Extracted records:
⁂
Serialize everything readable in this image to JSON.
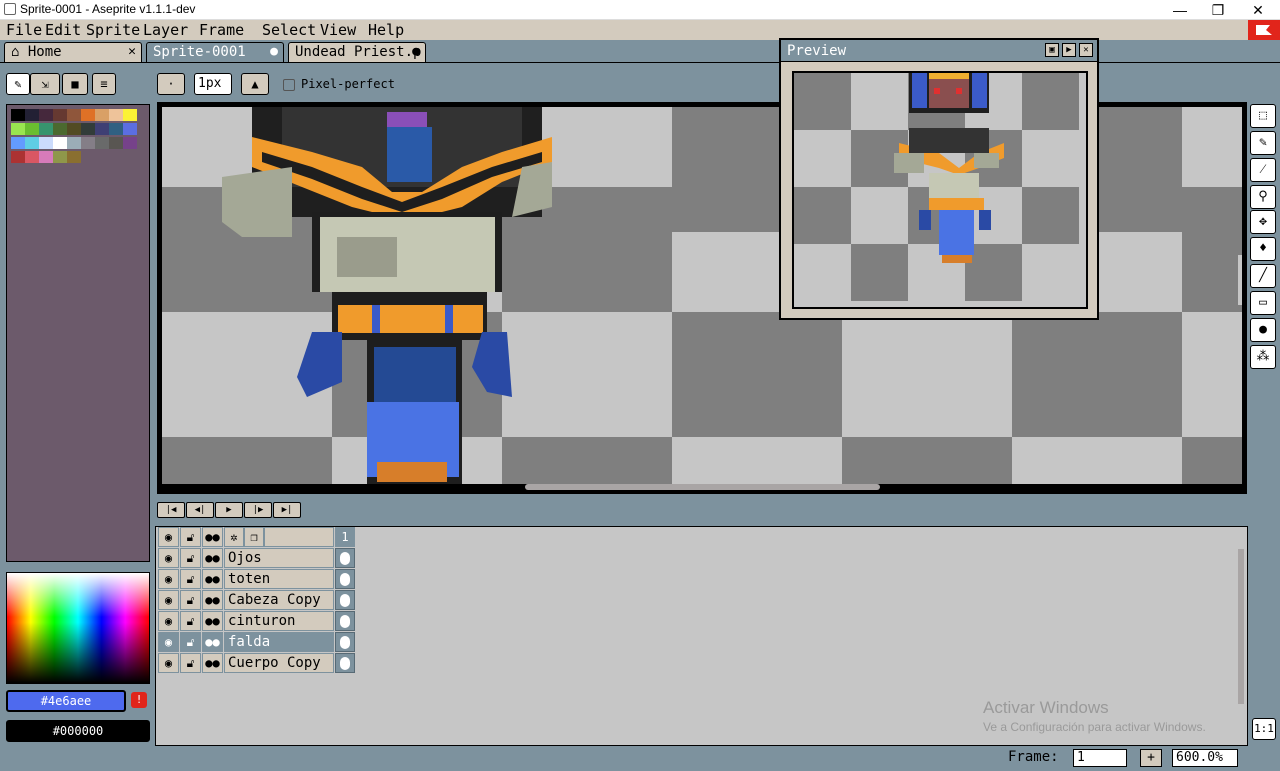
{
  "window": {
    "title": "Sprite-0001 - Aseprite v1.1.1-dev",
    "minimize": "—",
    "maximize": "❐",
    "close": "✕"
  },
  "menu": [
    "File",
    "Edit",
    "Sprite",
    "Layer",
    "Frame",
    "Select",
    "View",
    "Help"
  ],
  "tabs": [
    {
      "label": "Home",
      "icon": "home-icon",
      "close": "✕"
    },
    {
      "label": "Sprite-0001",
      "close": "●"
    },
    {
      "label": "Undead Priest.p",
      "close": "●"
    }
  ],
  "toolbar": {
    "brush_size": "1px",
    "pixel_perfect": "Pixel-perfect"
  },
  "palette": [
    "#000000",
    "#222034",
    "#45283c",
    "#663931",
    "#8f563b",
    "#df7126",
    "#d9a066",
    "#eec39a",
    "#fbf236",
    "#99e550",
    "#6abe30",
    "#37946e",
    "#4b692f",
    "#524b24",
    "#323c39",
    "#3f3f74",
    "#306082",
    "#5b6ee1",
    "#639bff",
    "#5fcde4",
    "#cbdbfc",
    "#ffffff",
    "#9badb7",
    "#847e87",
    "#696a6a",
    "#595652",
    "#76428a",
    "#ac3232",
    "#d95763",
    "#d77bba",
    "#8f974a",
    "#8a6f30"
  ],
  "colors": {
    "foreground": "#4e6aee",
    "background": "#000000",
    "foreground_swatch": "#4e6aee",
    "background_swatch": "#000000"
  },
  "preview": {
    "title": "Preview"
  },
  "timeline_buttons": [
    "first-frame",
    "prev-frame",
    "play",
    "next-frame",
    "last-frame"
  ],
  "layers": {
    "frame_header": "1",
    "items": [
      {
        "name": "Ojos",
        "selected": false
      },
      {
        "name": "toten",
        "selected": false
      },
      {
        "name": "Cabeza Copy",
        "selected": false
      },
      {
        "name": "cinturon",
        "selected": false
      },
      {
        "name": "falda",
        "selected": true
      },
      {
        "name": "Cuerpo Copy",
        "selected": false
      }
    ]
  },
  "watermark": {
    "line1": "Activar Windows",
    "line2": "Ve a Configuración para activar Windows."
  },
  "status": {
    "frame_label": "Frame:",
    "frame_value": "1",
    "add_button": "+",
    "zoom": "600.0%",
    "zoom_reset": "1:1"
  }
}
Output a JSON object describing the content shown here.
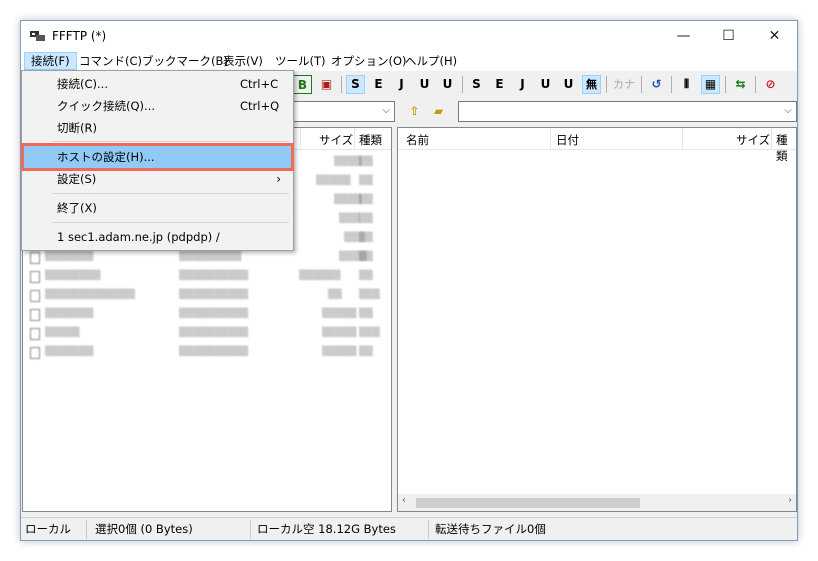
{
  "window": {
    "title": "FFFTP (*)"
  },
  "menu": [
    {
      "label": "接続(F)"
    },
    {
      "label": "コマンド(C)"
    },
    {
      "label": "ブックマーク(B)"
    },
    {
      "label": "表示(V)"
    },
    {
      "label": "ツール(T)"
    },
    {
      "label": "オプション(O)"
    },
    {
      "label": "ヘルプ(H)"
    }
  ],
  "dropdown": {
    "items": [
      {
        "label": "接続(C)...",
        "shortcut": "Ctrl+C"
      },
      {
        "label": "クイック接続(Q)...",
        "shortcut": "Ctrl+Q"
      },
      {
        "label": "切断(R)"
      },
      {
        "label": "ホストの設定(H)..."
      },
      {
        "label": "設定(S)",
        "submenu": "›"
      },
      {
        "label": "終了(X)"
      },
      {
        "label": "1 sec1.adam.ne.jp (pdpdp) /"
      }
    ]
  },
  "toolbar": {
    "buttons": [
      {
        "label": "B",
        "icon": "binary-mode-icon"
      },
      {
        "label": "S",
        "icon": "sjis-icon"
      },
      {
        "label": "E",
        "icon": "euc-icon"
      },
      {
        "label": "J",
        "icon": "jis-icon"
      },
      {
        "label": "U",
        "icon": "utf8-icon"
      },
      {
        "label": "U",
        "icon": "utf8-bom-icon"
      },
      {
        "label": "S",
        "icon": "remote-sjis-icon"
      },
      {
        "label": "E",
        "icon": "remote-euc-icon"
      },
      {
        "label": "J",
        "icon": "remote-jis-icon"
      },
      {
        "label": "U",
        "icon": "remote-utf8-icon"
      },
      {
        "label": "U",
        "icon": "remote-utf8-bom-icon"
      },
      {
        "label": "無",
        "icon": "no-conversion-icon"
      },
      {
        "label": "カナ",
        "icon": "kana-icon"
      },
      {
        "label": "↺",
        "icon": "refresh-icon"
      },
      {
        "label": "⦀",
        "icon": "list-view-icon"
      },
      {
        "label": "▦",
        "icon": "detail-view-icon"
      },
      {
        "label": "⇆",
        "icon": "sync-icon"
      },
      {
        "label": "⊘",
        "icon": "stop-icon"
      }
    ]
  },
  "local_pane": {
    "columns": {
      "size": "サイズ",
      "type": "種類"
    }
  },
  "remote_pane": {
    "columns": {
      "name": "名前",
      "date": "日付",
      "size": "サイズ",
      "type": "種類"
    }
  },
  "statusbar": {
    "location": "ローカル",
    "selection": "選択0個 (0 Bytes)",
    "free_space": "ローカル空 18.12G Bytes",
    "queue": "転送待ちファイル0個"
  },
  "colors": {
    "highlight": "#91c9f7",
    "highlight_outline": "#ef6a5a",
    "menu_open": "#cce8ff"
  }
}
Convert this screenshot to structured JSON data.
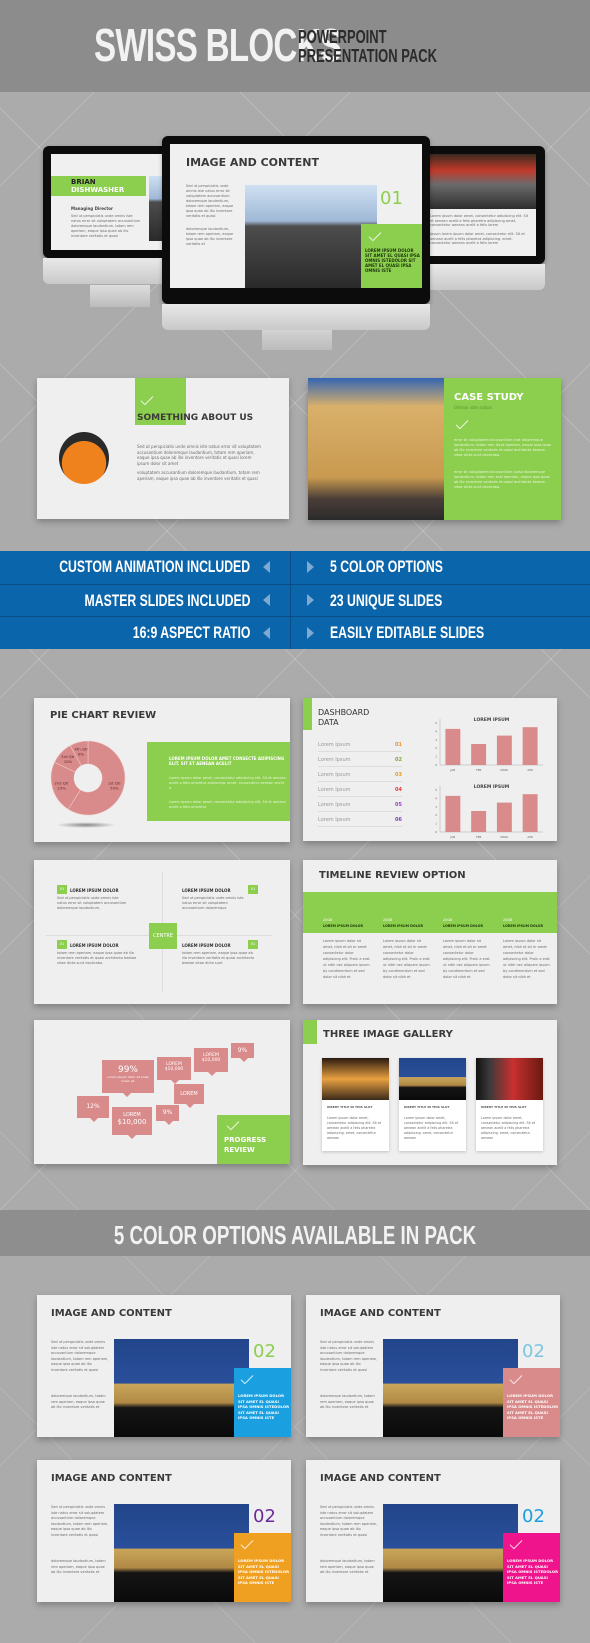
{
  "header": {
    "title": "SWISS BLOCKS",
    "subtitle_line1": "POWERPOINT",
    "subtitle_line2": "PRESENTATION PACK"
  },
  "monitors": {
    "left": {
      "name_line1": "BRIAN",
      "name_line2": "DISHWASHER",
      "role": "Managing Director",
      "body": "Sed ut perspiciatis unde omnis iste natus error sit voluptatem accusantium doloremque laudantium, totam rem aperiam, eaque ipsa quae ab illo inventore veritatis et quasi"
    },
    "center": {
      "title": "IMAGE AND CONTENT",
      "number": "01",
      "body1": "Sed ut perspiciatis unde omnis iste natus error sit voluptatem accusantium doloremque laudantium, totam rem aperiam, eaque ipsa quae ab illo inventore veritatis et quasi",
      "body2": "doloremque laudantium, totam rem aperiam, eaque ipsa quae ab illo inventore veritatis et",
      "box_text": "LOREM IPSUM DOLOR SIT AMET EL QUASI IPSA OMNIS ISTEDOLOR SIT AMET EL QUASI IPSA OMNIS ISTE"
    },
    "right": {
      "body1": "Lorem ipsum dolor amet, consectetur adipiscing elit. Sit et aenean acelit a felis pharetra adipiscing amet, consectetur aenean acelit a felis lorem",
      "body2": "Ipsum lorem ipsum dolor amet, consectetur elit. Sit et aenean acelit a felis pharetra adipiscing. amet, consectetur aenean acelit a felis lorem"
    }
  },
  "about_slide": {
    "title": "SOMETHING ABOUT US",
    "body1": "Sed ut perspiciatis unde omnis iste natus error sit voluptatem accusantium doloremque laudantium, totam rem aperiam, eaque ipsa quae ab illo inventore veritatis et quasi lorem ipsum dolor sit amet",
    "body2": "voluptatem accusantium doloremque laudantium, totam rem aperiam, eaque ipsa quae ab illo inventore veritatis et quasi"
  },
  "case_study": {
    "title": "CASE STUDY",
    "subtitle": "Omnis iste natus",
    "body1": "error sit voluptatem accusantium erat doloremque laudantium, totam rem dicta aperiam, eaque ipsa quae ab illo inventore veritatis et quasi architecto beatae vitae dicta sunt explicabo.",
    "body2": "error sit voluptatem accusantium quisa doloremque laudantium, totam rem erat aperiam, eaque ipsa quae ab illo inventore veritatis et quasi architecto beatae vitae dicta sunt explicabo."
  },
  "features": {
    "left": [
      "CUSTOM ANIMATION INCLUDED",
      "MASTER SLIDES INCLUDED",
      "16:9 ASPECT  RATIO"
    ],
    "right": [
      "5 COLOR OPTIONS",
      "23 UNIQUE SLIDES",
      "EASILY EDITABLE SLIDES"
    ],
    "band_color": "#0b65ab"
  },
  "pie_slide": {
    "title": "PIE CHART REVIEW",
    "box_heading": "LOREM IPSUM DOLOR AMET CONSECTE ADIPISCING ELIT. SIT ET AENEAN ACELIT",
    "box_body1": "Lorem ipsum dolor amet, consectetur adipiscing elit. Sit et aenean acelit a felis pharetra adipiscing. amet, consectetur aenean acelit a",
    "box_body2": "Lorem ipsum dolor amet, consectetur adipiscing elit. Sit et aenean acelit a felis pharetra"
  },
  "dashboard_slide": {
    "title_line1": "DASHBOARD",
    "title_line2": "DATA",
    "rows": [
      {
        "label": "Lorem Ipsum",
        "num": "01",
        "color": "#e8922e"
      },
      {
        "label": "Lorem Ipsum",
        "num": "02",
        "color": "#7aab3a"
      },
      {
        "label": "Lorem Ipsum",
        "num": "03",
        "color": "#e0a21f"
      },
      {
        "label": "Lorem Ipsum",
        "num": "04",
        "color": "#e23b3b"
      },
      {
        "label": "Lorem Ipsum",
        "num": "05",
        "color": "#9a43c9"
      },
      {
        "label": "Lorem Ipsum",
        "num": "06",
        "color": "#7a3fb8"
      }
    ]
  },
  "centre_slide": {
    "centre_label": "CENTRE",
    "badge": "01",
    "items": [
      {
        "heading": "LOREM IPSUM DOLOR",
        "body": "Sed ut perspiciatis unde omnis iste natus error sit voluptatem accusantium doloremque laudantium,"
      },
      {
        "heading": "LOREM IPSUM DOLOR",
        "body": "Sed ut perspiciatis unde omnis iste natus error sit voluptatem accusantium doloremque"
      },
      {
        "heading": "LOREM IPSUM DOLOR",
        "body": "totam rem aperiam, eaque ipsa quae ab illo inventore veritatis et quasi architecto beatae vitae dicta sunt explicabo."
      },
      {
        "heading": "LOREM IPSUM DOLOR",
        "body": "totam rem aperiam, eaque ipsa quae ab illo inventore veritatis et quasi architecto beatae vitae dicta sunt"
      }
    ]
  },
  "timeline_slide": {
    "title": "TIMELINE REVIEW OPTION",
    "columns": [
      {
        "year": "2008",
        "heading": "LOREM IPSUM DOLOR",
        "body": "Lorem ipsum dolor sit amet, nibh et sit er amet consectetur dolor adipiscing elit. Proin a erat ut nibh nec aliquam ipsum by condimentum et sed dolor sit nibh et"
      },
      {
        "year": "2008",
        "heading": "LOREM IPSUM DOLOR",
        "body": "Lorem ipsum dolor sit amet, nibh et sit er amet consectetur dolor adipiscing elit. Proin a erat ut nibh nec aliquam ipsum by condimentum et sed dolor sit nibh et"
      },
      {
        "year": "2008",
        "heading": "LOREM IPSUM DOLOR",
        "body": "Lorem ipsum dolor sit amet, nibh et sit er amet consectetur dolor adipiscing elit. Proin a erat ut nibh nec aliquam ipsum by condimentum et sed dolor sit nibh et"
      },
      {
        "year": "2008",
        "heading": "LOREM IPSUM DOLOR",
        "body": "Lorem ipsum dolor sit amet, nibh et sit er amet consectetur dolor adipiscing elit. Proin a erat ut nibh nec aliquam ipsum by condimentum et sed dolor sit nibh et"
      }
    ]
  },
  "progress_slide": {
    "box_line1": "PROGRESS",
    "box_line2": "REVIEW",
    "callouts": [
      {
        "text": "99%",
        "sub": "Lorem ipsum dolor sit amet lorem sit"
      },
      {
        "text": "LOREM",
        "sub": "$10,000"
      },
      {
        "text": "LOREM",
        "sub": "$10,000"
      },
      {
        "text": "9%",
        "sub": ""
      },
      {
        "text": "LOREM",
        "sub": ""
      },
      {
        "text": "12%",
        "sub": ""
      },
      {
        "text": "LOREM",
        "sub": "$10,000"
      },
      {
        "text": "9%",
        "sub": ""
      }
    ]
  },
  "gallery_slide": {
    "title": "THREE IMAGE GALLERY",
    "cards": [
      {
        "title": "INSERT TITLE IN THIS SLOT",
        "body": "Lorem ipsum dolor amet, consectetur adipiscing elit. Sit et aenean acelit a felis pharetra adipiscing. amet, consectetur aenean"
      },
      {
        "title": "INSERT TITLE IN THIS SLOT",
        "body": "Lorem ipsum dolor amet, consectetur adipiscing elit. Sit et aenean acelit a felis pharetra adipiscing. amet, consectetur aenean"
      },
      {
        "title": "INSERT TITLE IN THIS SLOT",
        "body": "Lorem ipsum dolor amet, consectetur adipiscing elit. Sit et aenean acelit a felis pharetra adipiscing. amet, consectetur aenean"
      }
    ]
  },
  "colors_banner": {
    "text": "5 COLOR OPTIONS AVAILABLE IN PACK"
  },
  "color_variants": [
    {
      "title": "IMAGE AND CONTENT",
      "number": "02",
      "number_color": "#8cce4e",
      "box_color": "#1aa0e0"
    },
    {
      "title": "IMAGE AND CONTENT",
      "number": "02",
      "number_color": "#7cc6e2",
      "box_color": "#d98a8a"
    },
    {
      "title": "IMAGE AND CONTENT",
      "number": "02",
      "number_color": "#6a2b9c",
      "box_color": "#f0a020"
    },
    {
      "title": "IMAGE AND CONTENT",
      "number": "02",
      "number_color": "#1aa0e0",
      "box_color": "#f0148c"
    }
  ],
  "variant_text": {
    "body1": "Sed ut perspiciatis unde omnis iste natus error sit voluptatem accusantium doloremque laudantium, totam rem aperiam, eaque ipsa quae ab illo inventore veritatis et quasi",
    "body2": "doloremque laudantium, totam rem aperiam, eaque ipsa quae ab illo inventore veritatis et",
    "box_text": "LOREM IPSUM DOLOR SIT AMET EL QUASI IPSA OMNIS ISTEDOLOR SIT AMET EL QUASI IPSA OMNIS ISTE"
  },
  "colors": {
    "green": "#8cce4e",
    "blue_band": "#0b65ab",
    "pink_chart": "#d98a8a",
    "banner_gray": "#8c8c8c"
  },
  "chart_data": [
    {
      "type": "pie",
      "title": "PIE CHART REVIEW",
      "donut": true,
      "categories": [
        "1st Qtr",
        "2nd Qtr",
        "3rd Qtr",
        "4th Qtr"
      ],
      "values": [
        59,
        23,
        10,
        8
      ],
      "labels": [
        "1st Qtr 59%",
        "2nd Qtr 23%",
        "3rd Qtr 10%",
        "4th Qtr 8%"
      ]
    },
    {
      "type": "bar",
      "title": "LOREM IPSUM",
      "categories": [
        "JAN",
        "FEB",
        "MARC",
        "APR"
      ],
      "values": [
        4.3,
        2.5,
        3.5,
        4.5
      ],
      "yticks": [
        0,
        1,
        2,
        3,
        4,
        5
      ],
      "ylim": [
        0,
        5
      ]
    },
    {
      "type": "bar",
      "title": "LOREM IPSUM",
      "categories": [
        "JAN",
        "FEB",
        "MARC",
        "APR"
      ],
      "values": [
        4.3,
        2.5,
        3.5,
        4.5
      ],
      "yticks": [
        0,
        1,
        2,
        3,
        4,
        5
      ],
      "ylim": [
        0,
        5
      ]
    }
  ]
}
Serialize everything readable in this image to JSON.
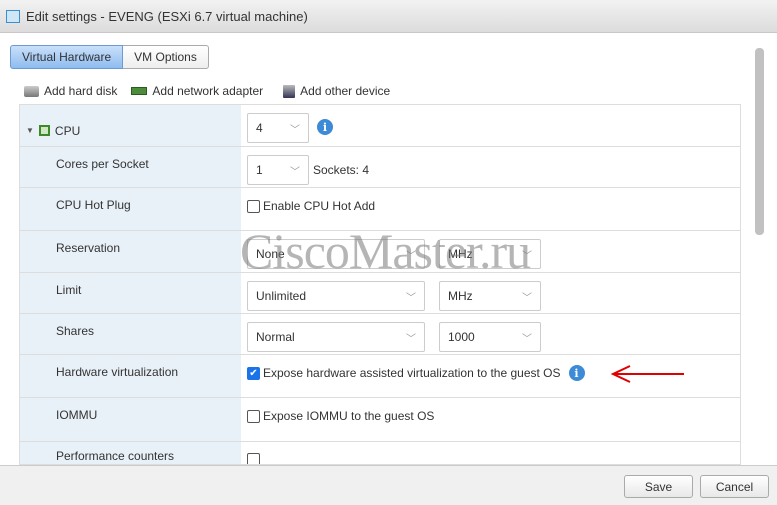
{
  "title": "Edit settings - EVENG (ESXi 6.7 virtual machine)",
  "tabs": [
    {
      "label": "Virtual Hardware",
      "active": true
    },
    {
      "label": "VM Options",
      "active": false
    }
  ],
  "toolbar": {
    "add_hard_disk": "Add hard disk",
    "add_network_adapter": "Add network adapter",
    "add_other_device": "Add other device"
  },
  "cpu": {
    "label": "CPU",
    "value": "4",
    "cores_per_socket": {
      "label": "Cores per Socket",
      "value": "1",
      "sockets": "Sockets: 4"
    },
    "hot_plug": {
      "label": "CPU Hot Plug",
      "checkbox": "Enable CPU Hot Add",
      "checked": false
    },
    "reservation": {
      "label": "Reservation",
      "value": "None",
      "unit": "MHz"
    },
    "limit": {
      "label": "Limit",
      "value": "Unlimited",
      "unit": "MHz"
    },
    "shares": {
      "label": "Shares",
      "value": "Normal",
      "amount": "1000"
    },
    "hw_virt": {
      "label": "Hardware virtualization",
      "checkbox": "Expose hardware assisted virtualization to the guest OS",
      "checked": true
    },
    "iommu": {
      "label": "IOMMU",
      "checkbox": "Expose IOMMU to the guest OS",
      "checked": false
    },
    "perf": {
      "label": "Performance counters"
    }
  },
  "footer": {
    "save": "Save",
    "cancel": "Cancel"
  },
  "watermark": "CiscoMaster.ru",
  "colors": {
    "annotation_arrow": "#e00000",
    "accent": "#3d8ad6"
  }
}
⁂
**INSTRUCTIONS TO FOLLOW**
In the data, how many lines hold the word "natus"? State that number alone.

**TASK OUTPUT**
7